The album’s most notable tracks include “K.O.,” the music video for which features Vittar in a boxing ring wearing nothing but a matching underwear-and-bra set complete with thigh-high, heeled boots over fishnet tights. She’s a total knockout both literally and figuratively.
Of course, we would be remiss to mention Vai Passar Mal without discussing the music video “Então Vai,” where Vittar, dressed in a rainbow bathing suit, boldly kisses Diplo. Vittar doesn’t even “have words” to describe that experience, she tells Charli XCX in an interview for Paper Magazine. She tries anyway: “Diplo’s mouth and mine were meant to be together. His lips are sweet and soft, it felt like eating Jambo, which is a very sweet and delicious fruit from Brazil.”

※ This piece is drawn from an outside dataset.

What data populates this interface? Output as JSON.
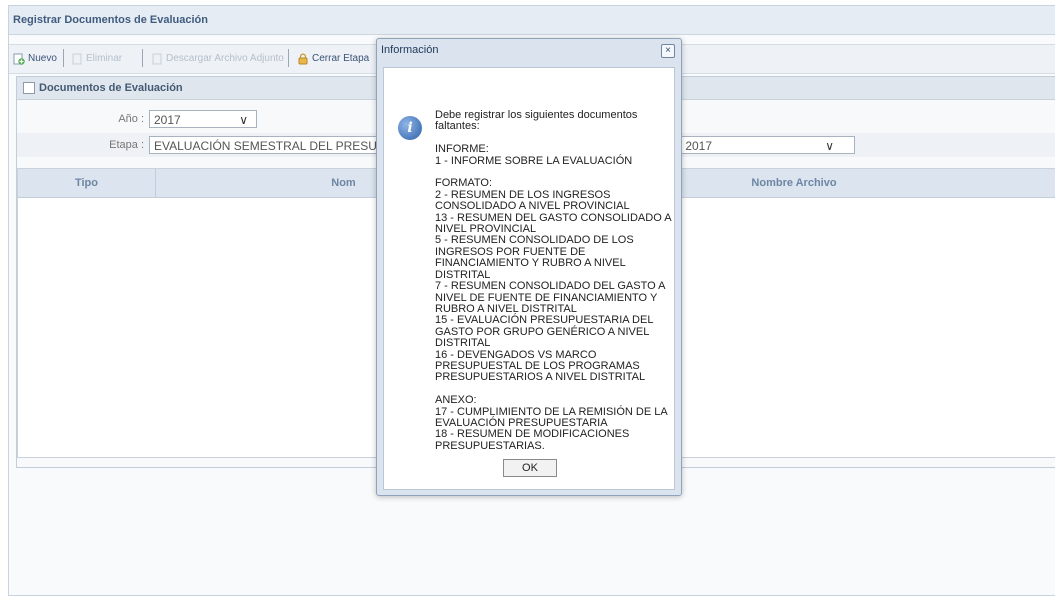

What makes these two music videos so remarkable, is Vittar’s blatant, unashamed display of her sexuality. Whether it’s showing off her body in the “K.O.” video or making out with a famous DJ in “Então Vai,” Vittar is truly ‘out ‘n proud,’ and she’s all the more popular for it too.
At a time when violence against LGBT communities is at a high, Vittar stays powerful by simply living her truth. Just last year, Vittar used her platform to speak out against the overturning of Brazil’s ban on gay conversion therapy. “We can only change the world if we start by changing the environment around us,” Vittar explains to Billboard. Which is precisely why, despite such increasingly rampant homophobia, Pabllo Vittar refuses to let her wonderfully gay self be silenced: No matter what gets thrown her way, she’ll keep singing and dancing her way to the top charts.